Best Cinematic Rants, Part 2
Some of filmdom’s most memorable scenes have occurred in the midst of heightened emotion, enraged warriors, and the downtrodden who couldn’t take it any more.
Here’s a look at some of the big screen’s awesomest big-screen tongue-lashings, numbers 1 through 5:
5. "You know how these people are!": Ed Begley/Henry Fonda, "12 Angry Men"
In perhaps the quintessential American film, a group of 12 men are deciding the fate of a young boy accused of murder. In the sweltering jury room, tensions and prejudices boil over when Begley finally pops off, revealing his true feelings for "those people," only to have the jurors turn on him one by one. Finally, the ever-steady Henry Fonda defuses the situation.
4. "You want answers?": Jack Nicholson, "A Few Good Men"
One of the most famous courtroom scenes of all time, where Tom Cruise's Navy lawyer's gambit against Nicholson's Marine colonel in an attempt to get him to admit he ordered two soldiers to brutalize another, resulting in his death. Nicholson's robust, tight-lipped portrayal, combined with his slimy sense of humor and entitlement, gives the ultimate legitimacy to his character's actions. You almost agree that Jessup did the right thing simply on the basis of his argument. But not quite.
"Oh, you finished? Well, allow me to retort.": Samuel L. Jackson, "Pulp Fiction"
This scene in Tarantino's masterpiece finds two hitmen sent to retrieve a mysterious briefcase from the men who stole it. With the closing of this scene, Tarantino's signature snappy, profanity-laced dialog was unleashed on a world not ready for it, and changed how movies were scripted. Jackson himself wavers between in-your-face rage, cool calm, and righteous indignation as he barks out his favorite verse of the Bible.
2. "Coffee is for closers only": Alec Baldwin, "Glengarry Glen Ross"
"Glengarry" is almost a feature-length series of rants, but this is the best of them all.
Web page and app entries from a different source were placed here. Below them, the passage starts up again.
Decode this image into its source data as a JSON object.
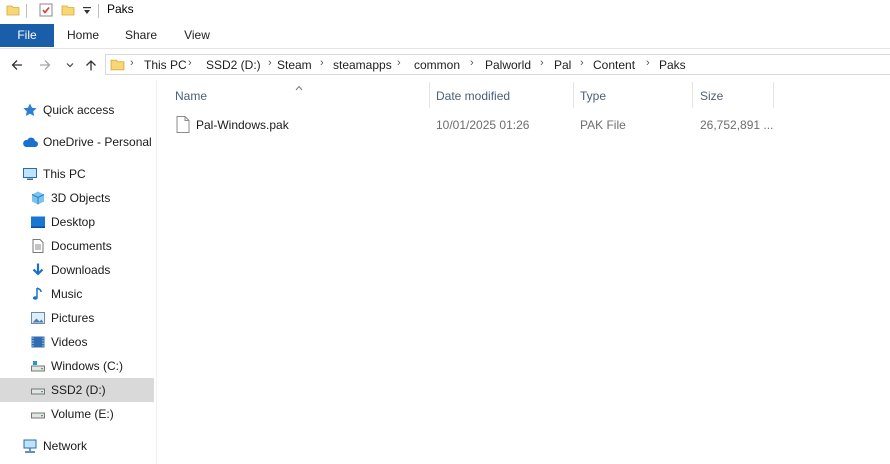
{
  "window": {
    "title": "Paks"
  },
  "ribbon": {
    "tabs": [
      "File",
      "Home",
      "Share",
      "View"
    ]
  },
  "breadcrumb": [
    "This PC",
    "SSD2 (D:)",
    "Steam",
    "steamapps",
    "common",
    "Palworld",
    "Pal",
    "Content",
    "Paks"
  ],
  "sidebar": {
    "items": [
      {
        "label": "Quick access",
        "icon": "star-icon"
      },
      {
        "label": "OneDrive - Personal",
        "icon": "cloud-icon"
      },
      {
        "label": "This PC",
        "icon": "computer-icon"
      },
      {
        "label": "3D Objects",
        "icon": "cube-icon"
      },
      {
        "label": "Desktop",
        "icon": "desktop-icon"
      },
      {
        "label": "Documents",
        "icon": "document-icon"
      },
      {
        "label": "Downloads",
        "icon": "download-icon"
      },
      {
        "label": "Music",
        "icon": "music-icon"
      },
      {
        "label": "Pictures",
        "icon": "pictures-icon"
      },
      {
        "label": "Videos",
        "icon": "videos-icon"
      },
      {
        "label": "Windows (C:)",
        "icon": "drive-icon"
      },
      {
        "label": "SSD2 (D:)",
        "icon": "drive-icon",
        "selected": true
      },
      {
        "label": "Volume (E:)",
        "icon": "drive-icon"
      },
      {
        "label": "Network",
        "icon": "network-icon"
      }
    ]
  },
  "columns": {
    "name": "Name",
    "date": "Date modified",
    "type": "Type",
    "size": "Size"
  },
  "files": [
    {
      "name": "Pal-Windows.pak",
      "date": "10/01/2025 01:26",
      "type": "PAK File",
      "size": "26,752,891 ..."
    }
  ],
  "colors": {
    "accent": "#1a5ea9",
    "selection": "#d9d9d9",
    "header_text": "#4c607a",
    "folder": "#f8d775"
  }
}
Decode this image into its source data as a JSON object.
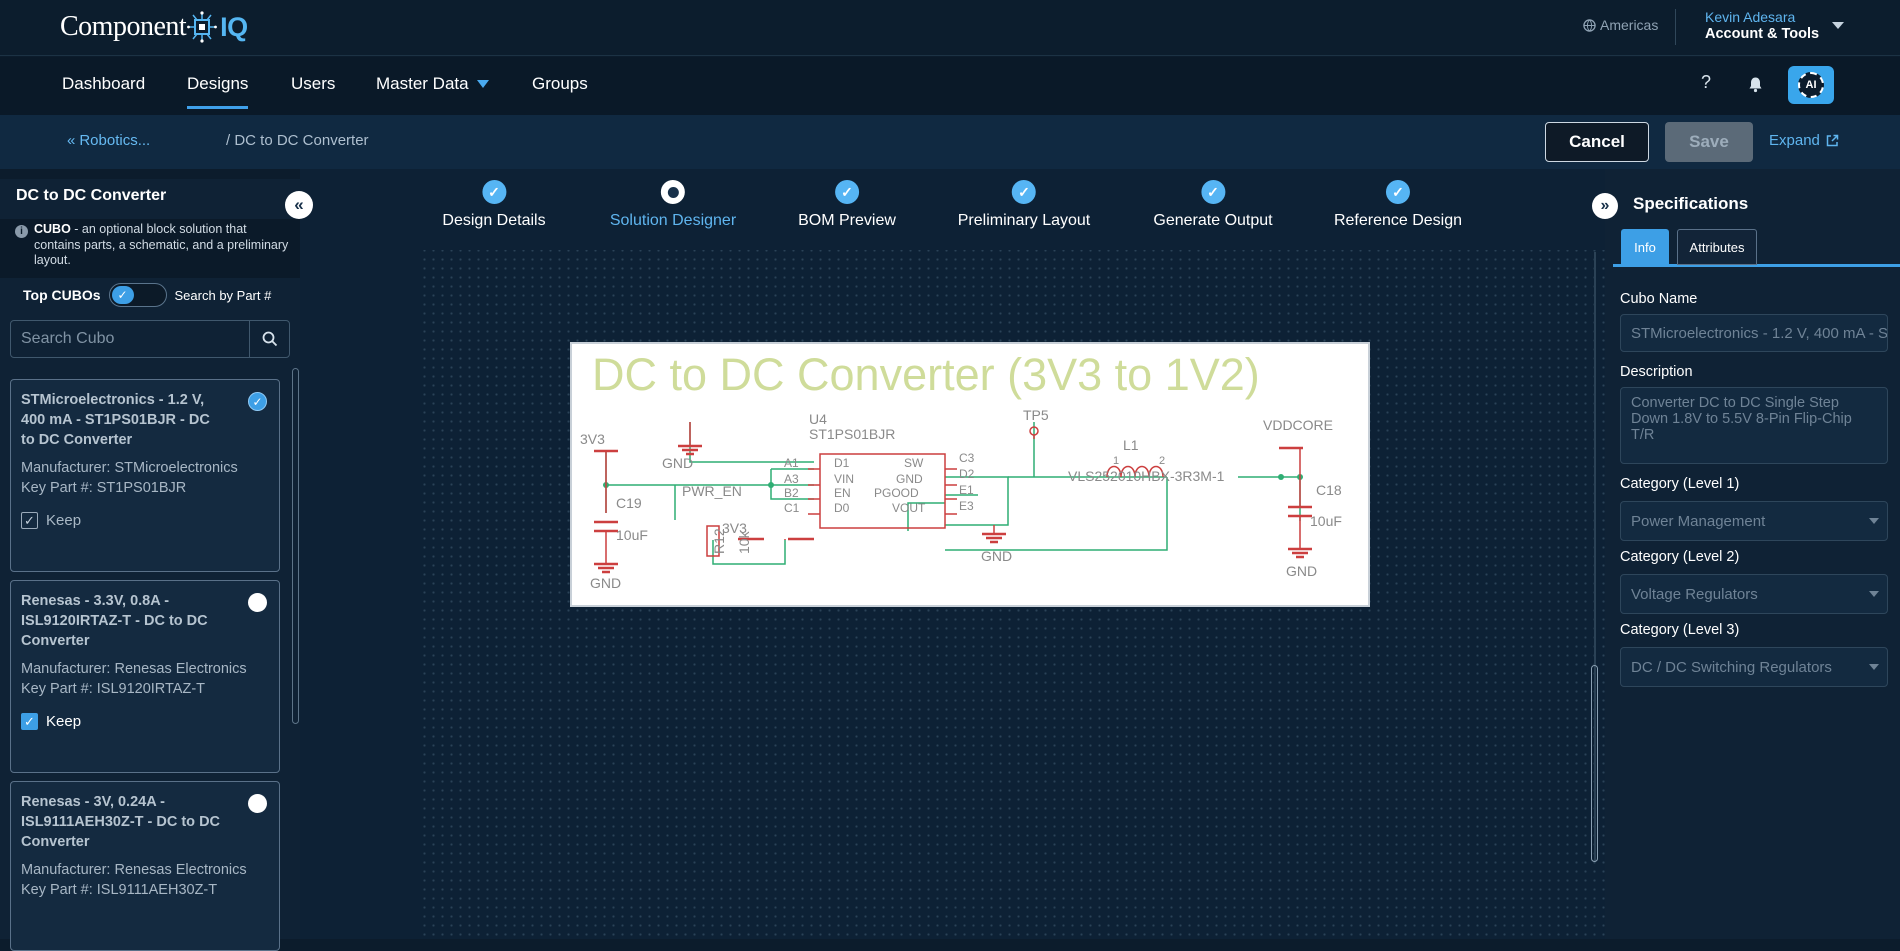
{
  "app": {
    "logo_text": "Component",
    "logo_iq": "IQ",
    "region": "Americas",
    "user_name": "Kevin Adesara",
    "account_label": "Account & Tools"
  },
  "nav": {
    "items": [
      {
        "label": "Dashboard"
      },
      {
        "label": "Designs"
      },
      {
        "label": "Users"
      },
      {
        "label": "Master Data"
      },
      {
        "label": "Groups"
      }
    ],
    "active": "Designs",
    "help_icon": "?",
    "ai_label": "AI"
  },
  "subbar": {
    "breadcrumb_back": "Robotics...",
    "breadcrumb_current": "/ DC to DC Converter",
    "cancel_label": "Cancel",
    "save_label": "Save",
    "expand_label": "Expand"
  },
  "sidebar": {
    "title": "DC to DC Converter",
    "info_bold": "CUBO",
    "info_text": " - an optional block solution that contains parts, a schematic, and a preliminary layout.",
    "toggle_left": "Top CUBOs",
    "toggle_right": "Search by Part #",
    "search_placeholder": "Search Cubo",
    "cards": [
      {
        "title": "STMicroelectronics - 1.2 V, 400 mA - ST1PS01BJR - DC to DC Converter",
        "manufacturer": "Manufacturer: STMicroelectronics",
        "key_part": "Key Part #: ST1PS01BJR",
        "keep_label": "Keep",
        "selected": true,
        "keep": false
      },
      {
        "title": "Renesas - 3.3V, 0.8A - ISL9120IRTAZ-T - DC to DC Converter",
        "manufacturer": "Manufacturer: Renesas Electronics",
        "key_part": "Key Part #: ISL9120IRTAZ-T",
        "keep_label": "Keep",
        "selected": false,
        "keep": true
      },
      {
        "title": "Renesas - 3V, 0.24A - ISL9111AEH30Z-T - DC to DC Converter",
        "manufacturer": "Manufacturer: Renesas Electronics",
        "key_part": "Key Part #: ISL9111AEH30Z-T",
        "selected": false
      }
    ]
  },
  "steps": [
    {
      "label": "Design Details",
      "state": "done"
    },
    {
      "label": "Solution Designer",
      "state": "current"
    },
    {
      "label": "BOM Preview",
      "state": "done"
    },
    {
      "label": "Preliminary Layout",
      "state": "done"
    },
    {
      "label": "Generate Output",
      "state": "done"
    },
    {
      "label": "Reference Design",
      "state": "done"
    }
  ],
  "schematic": {
    "title": "DC to DC Converter (3V3 to 1V2)",
    "labels": {
      "v3v3_a": "3V3",
      "gnd_a": "GND",
      "gnd_b": "GND",
      "c19": "C19",
      "c19_val": "10uF",
      "pwr_en": "PWR_EN",
      "r12": "R12",
      "r12_val": "10k",
      "v3v3_b": "3V3",
      "u4": "U4",
      "u4_part": "ST1PS01BJR",
      "pin_a1": "A1",
      "pin_a3": "A3",
      "pin_b2": "B2",
      "pin_c1": "C1",
      "pin_d1": "D1",
      "pin_vin": "VIN",
      "pin_en": "EN",
      "pin_d0": "D0",
      "pin_sw": "SW",
      "pin_gnd": "GND",
      "pin_pgood": "PGOOD",
      "pin_vout": "VOUT",
      "pin_c3": "C3",
      "pin_d2": "D2",
      "pin_e1": "E1",
      "pin_e3": "E3",
      "gnd_c": "GND",
      "tp5": "TP5",
      "l1": "L1",
      "l1_p1": "1",
      "l1_p2": "2",
      "l1_part": "VLS252010HBX-3R3M-1",
      "vddcore": "VDDCORE",
      "c18": "C18",
      "c18_val": "10uF",
      "gnd_d": "GND"
    }
  },
  "specs": {
    "title": "Specifications",
    "tab_info": "Info",
    "tab_attributes": "Attributes",
    "cubo_name_label": "Cubo Name",
    "cubo_name_value": "STMicroelectronics - 1.2 V, 400 mA - ST1PS01BJR - DC to DC Converter",
    "description_label": "Description",
    "description_value": "Converter DC to DC Single Step Down 1.8V to 5.5V 8-Pin Flip-Chip T/R",
    "cat1_label": "Category (Level 1)",
    "cat1_value": "Power Management",
    "cat2_label": "Category (Level 2)",
    "cat2_value": "Voltage Regulators",
    "cat3_label": "Category (Level 3)",
    "cat3_value": "DC / DC Switching Regulators"
  },
  "colors": {
    "accent": "#3d9fe6",
    "schematic_red": "#cc3f3f",
    "schematic_green": "#2fae74",
    "schematic_text": "#8a8a8a",
    "schematic_title": "#cfdc9a"
  },
  "icons": {
    "globe": "globe-icon",
    "bell": "bell-icon",
    "search": "search-icon",
    "external": "external-link-icon",
    "collapse": "double-chevron-icon"
  }
}
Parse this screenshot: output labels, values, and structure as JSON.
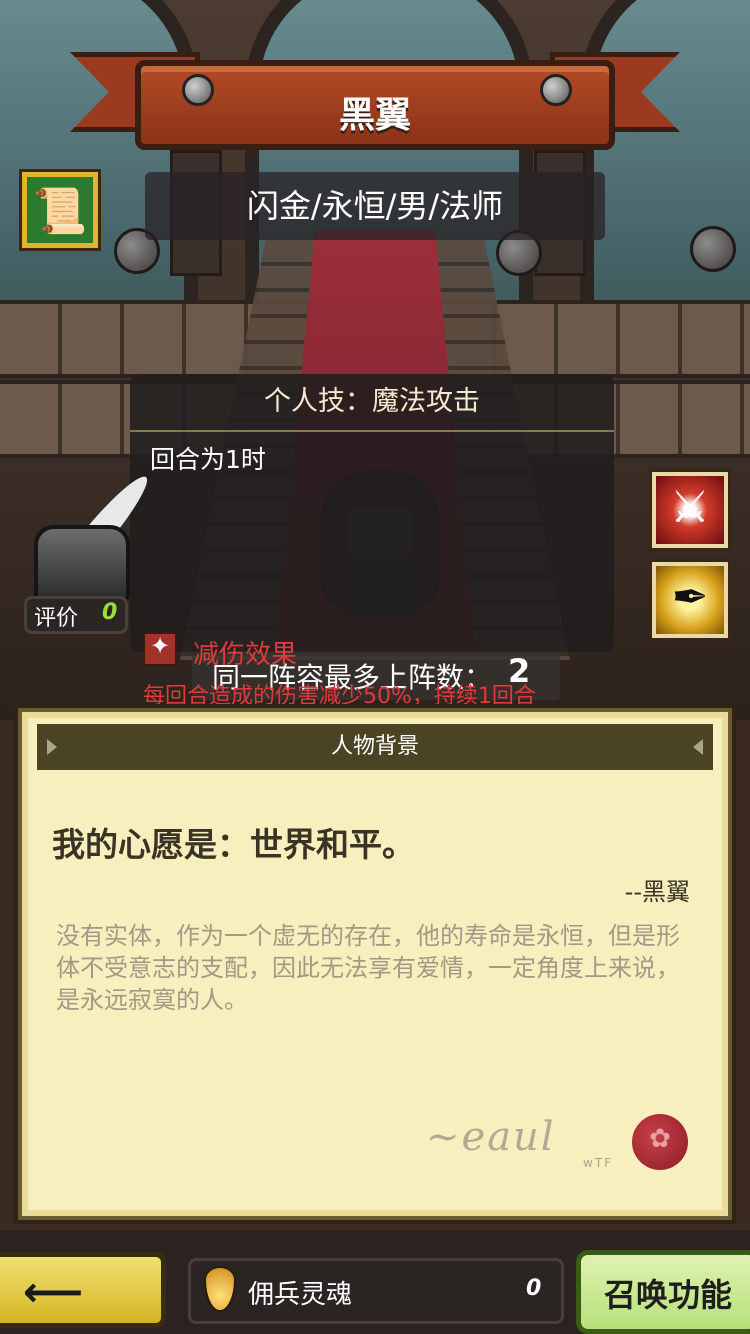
{
  "hero": {
    "name": "黑翼",
    "attributes": "闪金/永恒/男/法师"
  },
  "skill": {
    "title": "个人技：魔法攻击",
    "detail": "回合为1时"
  },
  "rating": {
    "label": "评价",
    "value": "0"
  },
  "effect": {
    "title": "减伤效果",
    "count_label": "同一阵容最多上阵数：",
    "count_value": "2",
    "description": "每回合造成的伤害减少50%，持续1回合"
  },
  "background_panel": {
    "header": "人物背景",
    "quote": "我的心愿是：世界和平。",
    "signature": "--黑翼",
    "bio": "没有实体，作为一个虚无的存在，他的寿命是永恒，但是形体不受意志的支配，因此无法享有爱情，一定角度上来说，是永远寂寞的人。",
    "stamp_text": "wTF"
  },
  "bottom": {
    "soul_label": "佣兵灵魂",
    "soul_value": "0",
    "summon_label": "召唤功能"
  },
  "icons": [
    "scroll-icon",
    "sword-slash-icon",
    "black-feather-icon",
    "inkwell-icon",
    "damage-reduction-icon",
    "soul-flame-icon",
    "back-arrow-icon",
    "wax-seal-icon"
  ],
  "colors": {
    "banner": "#b44a25",
    "effect_red": "#e03a3a",
    "rating_green": "#9cdd3c",
    "parchment": "#f7efbd",
    "summon_green": "#b6e07a",
    "back_yellow": "#d4b623"
  }
}
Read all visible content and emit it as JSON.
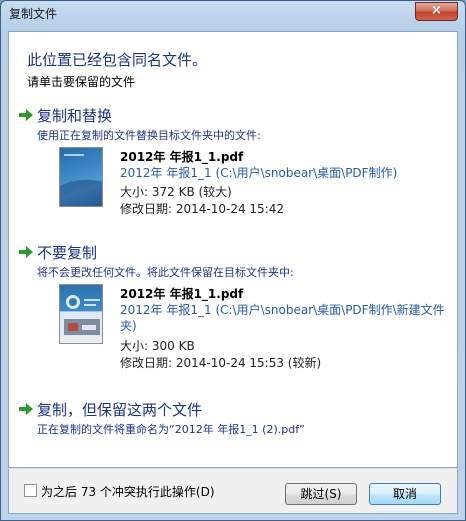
{
  "window": {
    "title": "复制文件",
    "close_label": "×"
  },
  "header": {
    "heading": "此位置已经包含同名文件。",
    "subheading": "请单击要保留的文件"
  },
  "options": {
    "replace": {
      "title": "复制和替换",
      "description": "使用正在复制的文件替换目标文件夹中的文件:",
      "file": {
        "name": "2012年 年报1_1.pdf",
        "path": "2012年 年报1_1 (C:\\用户\\snobear\\桌面\\PDF制作)",
        "size": "大小: 372 KB (较大)",
        "modified": "修改日期: 2014-10-24 15:42"
      }
    },
    "skip": {
      "title": "不要复制",
      "description": "将不会更改任何文件。将此文件保留在目标文件夹中:",
      "file": {
        "name": "2012年 年报1_1.pdf",
        "path": "2012年 年报1_1 (C:\\用户\\snobear\\桌面\\PDF制作\\新建文件夹)",
        "size": "大小: 300 KB",
        "modified": "修改日期: 2014-10-24 15:53 (较新)"
      }
    },
    "keep_both": {
      "title": "复制，但保留这两个文件",
      "description": "正在复制的文件将重命名为“2012年 年报1_1 (2).pdf”"
    }
  },
  "footer": {
    "checkbox_label": "为之后 73 个冲突执行此操作(D)",
    "checkbox_checked": false,
    "skip_button": "跳过(S)",
    "cancel_button": "取消"
  },
  "colors": {
    "link_blue": "#1e3287",
    "path_blue": "#2a5aa8",
    "arrow_green": "#2f9a2c"
  }
}
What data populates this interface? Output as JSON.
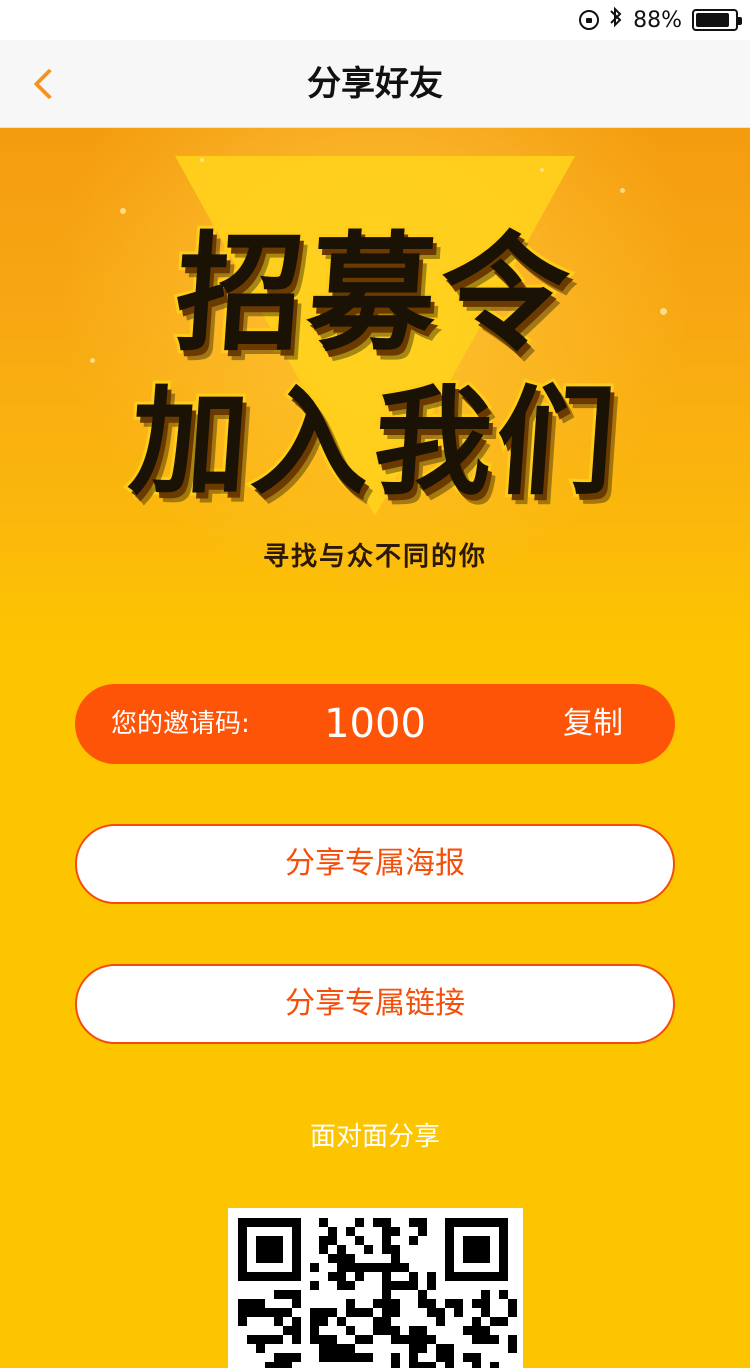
{
  "status_bar": {
    "battery_percent": "88%",
    "battery_level": 0.88
  },
  "nav": {
    "title": "分享好友"
  },
  "hero": {
    "headline_1": "招募令",
    "headline_2": "加入我们",
    "subtitle": "寻找与众不同的你"
  },
  "invite": {
    "label": "您的邀请码:",
    "code": "1000",
    "copy_label": "复制"
  },
  "actions": {
    "share_poster": "分享专属海报",
    "share_link": "分享专属链接"
  },
  "face_share": {
    "label": "面对面分享"
  },
  "colors": {
    "background": "#fdc400",
    "accent_orange": "#fd5407",
    "back_arrow": "#f6931e"
  }
}
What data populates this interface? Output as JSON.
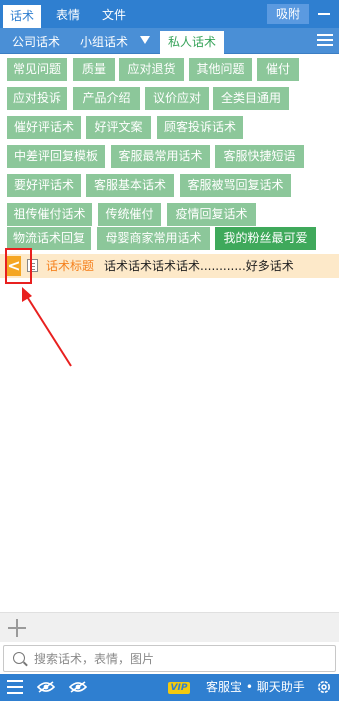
{
  "top_tabs": [
    "话术",
    "表情",
    "文件"
  ],
  "pin_label": "吸附",
  "sub_tabs": [
    "公司话术",
    "小组话术",
    "私人话术"
  ],
  "tags": [
    "常见问题",
    "质量",
    "应对退货",
    "其他问题",
    "催付",
    "应对投诉",
    "产品介绍",
    "议价应对",
    "全类目通用",
    "催好评话术",
    "好评文案",
    "顾客投诉话术",
    "中差评回复模板",
    "客服最常用话术",
    "客服快捷短语",
    "要好评话术",
    "客服基本话术",
    "客服被骂回复话术",
    "祖传催付话术",
    "传统催付",
    "疫情回复话术",
    "物流话术回复",
    "母婴商家常用话术",
    "我的粉丝最可爱"
  ],
  "item": {
    "back_label": "<",
    "title": "话术标题",
    "content": "话术话术话术话术............好多话术"
  },
  "search": {
    "placeholder": "搜索话术，表情，图片"
  },
  "footer": {
    "vip_label": "VIP",
    "brand": "客服宝 • 聊天助手"
  },
  "colors": {
    "primary": "#2f7fd0",
    "tag": "#8cc79a",
    "tag_active": "#3fa95b",
    "highlight": "#e8201f",
    "title": "#f58220"
  }
}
Baldwin casually strolls into a pressure-cooker time-share sales office, and proceeds to browbeat one of the greatest ensemble casts ever assembled, that includes Al Pacino, Kevin Spacey, Alan Arkin, Ed Harris, Jack Lemmon, and all of 'em swinging their brass balls for each other to see.
1. "I'm as mad as hell, and I'm not going to take this any more!": Peter Finch, Network
Finch's Howard Beale, a fed-up network newsman, goes on late, straight out of a rainstorm, and proceeds to have cinema's quintessential screen meltdown. His plea literally wags a finger at society, imploring them to stand up and stop playing the victim. It's the centerpiece of a classic film that is a message-within-a-message to its audience that resonates every bit as much today as it did then.